> **What you are asked to do**
Copy out each line of the listing that has the word "image" in it.

> **Records provided**
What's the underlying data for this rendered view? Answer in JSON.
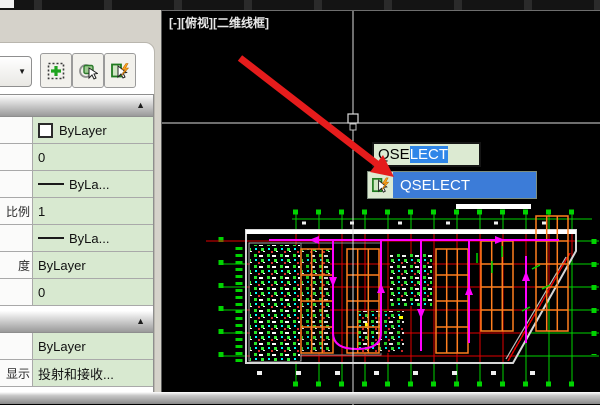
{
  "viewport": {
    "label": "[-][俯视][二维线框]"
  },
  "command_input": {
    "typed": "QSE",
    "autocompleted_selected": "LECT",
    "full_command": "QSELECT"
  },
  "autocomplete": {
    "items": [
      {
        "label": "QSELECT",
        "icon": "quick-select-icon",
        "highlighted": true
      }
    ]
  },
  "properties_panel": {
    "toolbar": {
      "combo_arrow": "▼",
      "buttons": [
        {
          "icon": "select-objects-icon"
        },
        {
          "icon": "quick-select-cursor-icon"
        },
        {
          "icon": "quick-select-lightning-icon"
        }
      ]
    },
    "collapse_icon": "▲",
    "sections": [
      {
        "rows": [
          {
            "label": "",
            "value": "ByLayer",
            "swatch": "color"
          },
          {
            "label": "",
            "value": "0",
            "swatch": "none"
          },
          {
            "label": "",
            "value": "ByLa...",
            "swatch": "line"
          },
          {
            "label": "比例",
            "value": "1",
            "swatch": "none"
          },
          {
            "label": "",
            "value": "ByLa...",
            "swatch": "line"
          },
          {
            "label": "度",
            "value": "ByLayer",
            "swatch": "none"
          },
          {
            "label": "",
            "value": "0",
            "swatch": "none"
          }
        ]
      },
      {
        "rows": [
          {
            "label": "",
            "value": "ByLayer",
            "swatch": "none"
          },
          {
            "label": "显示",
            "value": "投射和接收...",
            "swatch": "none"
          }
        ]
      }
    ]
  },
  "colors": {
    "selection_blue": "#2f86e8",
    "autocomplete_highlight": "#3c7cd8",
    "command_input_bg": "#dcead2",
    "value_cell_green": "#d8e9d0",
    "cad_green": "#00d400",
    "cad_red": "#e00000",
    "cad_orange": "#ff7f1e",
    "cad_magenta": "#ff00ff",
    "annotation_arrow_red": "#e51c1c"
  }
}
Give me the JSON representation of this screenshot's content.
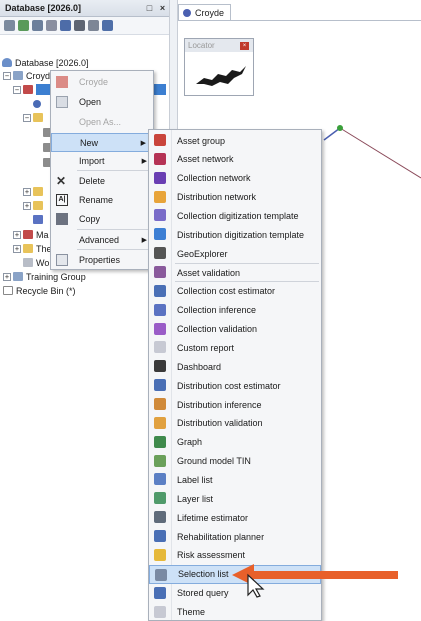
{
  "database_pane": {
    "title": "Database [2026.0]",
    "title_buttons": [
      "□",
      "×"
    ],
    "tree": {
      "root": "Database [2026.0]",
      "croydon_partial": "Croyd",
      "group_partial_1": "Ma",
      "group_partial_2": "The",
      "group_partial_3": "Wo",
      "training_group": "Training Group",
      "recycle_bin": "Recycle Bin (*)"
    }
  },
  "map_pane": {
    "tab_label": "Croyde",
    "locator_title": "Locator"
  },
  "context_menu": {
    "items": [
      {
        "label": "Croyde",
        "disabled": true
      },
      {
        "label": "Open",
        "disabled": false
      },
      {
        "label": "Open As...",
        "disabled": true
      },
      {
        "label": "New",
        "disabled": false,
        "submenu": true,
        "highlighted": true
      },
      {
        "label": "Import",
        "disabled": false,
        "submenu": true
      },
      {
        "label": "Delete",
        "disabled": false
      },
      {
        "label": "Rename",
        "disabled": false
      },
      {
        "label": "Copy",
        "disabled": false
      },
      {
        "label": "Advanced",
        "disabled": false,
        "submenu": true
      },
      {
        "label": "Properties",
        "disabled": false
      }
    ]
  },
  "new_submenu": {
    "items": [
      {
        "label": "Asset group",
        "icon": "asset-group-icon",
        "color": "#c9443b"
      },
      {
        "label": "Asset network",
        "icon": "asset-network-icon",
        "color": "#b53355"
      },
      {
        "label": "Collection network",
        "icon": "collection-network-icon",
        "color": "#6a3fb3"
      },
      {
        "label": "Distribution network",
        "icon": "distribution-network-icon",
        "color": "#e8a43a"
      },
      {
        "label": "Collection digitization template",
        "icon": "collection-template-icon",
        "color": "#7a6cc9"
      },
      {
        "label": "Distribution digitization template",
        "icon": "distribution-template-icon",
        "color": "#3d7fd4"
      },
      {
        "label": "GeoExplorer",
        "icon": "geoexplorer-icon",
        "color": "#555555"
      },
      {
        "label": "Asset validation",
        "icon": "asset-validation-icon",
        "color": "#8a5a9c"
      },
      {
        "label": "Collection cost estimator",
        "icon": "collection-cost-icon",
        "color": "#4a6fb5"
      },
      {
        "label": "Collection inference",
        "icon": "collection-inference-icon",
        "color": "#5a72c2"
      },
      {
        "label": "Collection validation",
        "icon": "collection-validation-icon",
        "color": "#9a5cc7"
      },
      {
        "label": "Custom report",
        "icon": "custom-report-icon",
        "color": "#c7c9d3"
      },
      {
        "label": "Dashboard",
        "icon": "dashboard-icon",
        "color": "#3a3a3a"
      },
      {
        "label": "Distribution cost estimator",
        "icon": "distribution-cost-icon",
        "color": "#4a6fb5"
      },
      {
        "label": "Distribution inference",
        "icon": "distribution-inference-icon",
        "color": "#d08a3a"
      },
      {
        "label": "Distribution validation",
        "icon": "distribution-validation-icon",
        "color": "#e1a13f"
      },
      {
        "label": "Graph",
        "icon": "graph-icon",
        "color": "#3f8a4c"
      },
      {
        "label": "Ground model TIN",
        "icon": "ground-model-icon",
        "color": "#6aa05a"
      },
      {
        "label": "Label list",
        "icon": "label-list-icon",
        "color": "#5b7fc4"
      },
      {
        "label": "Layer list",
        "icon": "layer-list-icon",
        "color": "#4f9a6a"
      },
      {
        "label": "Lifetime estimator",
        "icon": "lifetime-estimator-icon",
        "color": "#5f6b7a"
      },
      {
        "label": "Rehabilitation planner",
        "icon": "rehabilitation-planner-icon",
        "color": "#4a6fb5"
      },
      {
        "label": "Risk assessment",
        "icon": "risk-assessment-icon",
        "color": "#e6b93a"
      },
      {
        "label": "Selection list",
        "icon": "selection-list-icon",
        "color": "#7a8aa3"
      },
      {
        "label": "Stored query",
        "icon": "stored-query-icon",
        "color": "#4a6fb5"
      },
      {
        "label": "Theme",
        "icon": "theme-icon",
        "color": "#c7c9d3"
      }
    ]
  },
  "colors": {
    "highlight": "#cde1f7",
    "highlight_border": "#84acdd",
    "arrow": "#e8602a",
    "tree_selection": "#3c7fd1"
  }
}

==

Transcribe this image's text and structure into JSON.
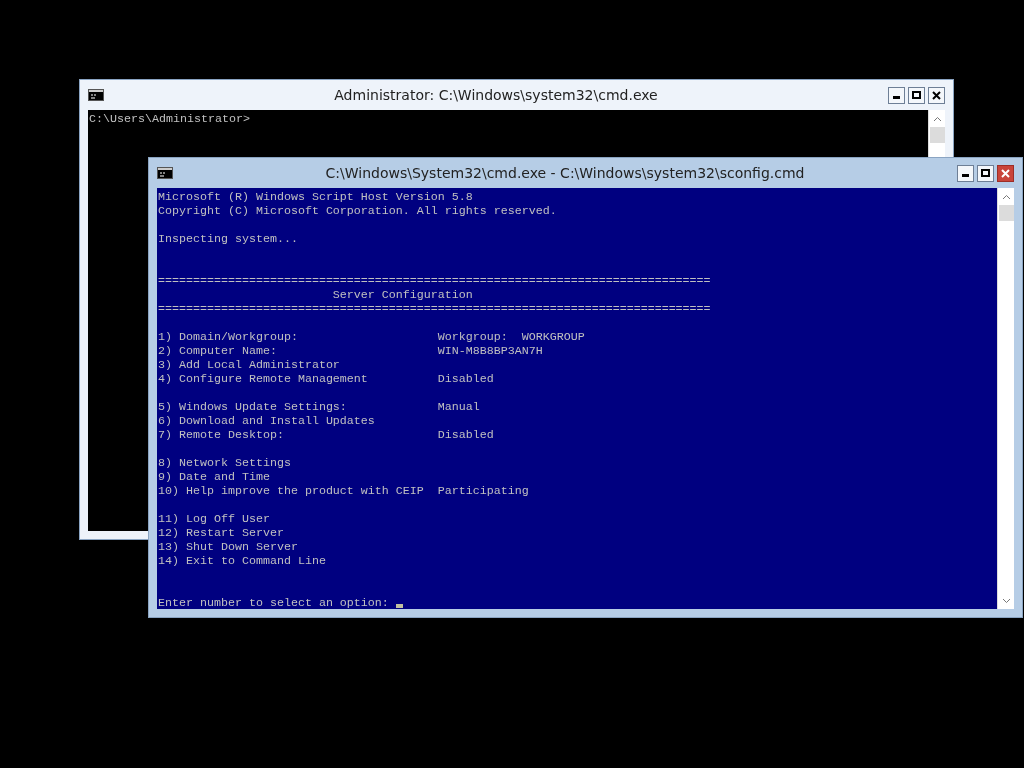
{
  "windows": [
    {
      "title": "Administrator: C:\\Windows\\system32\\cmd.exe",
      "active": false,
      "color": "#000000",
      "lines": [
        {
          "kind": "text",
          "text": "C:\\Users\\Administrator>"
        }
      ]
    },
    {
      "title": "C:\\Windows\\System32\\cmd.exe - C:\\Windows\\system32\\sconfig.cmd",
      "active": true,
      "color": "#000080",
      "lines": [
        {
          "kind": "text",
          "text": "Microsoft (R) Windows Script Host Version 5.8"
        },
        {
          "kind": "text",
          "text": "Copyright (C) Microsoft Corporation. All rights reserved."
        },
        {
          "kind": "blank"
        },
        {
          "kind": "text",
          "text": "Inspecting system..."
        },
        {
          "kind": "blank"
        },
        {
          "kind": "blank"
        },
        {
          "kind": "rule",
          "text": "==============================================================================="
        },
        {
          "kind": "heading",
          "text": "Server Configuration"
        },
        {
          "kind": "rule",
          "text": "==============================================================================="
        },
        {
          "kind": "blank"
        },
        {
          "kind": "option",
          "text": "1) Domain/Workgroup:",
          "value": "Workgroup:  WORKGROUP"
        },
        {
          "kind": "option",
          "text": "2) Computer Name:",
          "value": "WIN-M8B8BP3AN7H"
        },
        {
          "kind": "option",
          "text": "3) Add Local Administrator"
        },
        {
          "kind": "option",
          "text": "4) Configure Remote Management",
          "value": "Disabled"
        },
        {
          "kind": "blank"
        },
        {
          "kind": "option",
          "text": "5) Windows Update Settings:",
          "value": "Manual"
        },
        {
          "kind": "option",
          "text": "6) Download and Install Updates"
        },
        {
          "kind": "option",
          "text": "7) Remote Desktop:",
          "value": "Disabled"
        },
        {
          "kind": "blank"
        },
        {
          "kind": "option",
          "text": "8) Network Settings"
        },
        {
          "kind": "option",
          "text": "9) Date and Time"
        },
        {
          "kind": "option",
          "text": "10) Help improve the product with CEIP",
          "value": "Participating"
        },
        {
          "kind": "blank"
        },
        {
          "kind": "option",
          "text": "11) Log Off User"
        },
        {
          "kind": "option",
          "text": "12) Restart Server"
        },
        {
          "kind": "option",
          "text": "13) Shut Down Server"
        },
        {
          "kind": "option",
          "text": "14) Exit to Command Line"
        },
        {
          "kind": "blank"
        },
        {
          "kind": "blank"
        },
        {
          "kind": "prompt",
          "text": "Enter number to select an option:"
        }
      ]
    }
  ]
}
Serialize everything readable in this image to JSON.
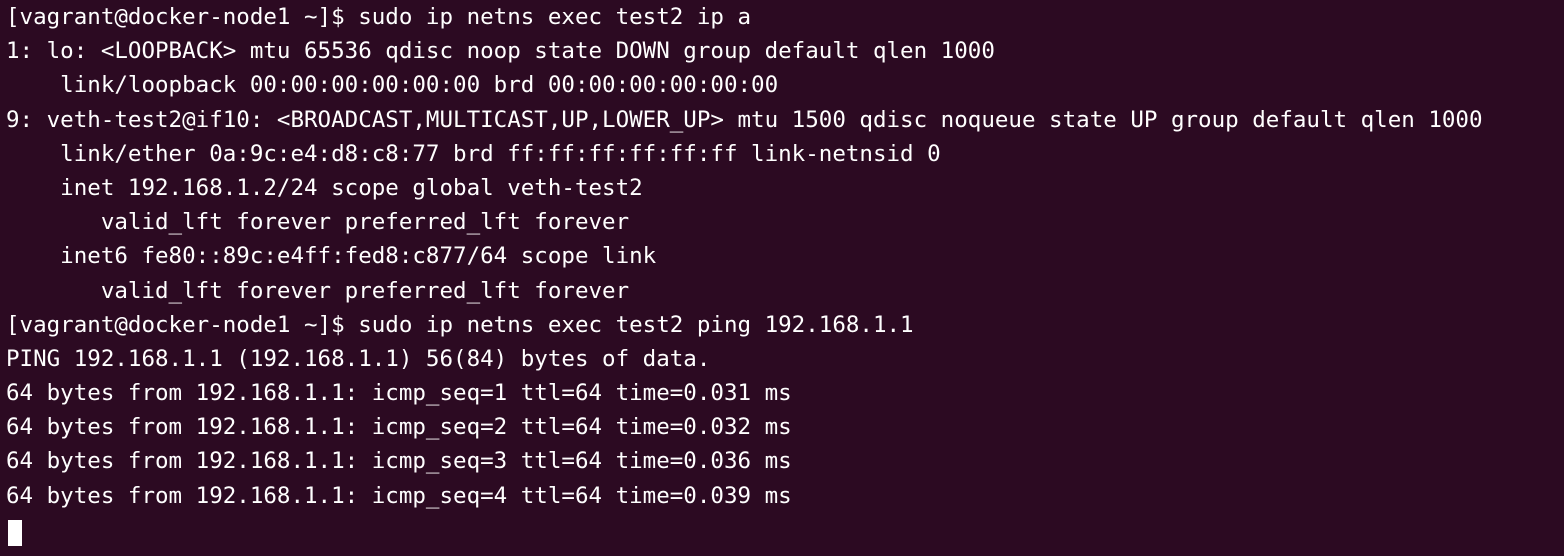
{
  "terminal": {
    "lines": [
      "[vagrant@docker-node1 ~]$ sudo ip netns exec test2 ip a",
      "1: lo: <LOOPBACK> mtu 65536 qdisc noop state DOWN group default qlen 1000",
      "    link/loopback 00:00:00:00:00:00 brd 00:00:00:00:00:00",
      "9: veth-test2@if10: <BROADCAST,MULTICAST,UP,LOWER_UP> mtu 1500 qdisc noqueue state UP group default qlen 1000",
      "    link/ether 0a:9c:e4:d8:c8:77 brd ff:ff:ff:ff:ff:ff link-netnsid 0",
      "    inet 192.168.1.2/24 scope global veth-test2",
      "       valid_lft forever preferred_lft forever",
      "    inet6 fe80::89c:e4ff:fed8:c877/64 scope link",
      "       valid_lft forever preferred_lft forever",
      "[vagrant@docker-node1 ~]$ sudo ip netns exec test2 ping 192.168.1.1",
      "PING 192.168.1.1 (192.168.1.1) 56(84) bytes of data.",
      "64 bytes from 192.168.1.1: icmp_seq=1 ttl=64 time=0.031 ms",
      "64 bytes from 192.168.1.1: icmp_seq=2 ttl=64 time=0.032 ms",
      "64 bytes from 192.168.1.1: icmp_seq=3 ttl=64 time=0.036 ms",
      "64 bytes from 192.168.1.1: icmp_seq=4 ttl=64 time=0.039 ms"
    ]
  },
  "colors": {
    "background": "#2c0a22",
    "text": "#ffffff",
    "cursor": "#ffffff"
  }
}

> **Expected answer**
Transcribe this image's text and structure into JSON.
Serialize everything readable in this image to JSON.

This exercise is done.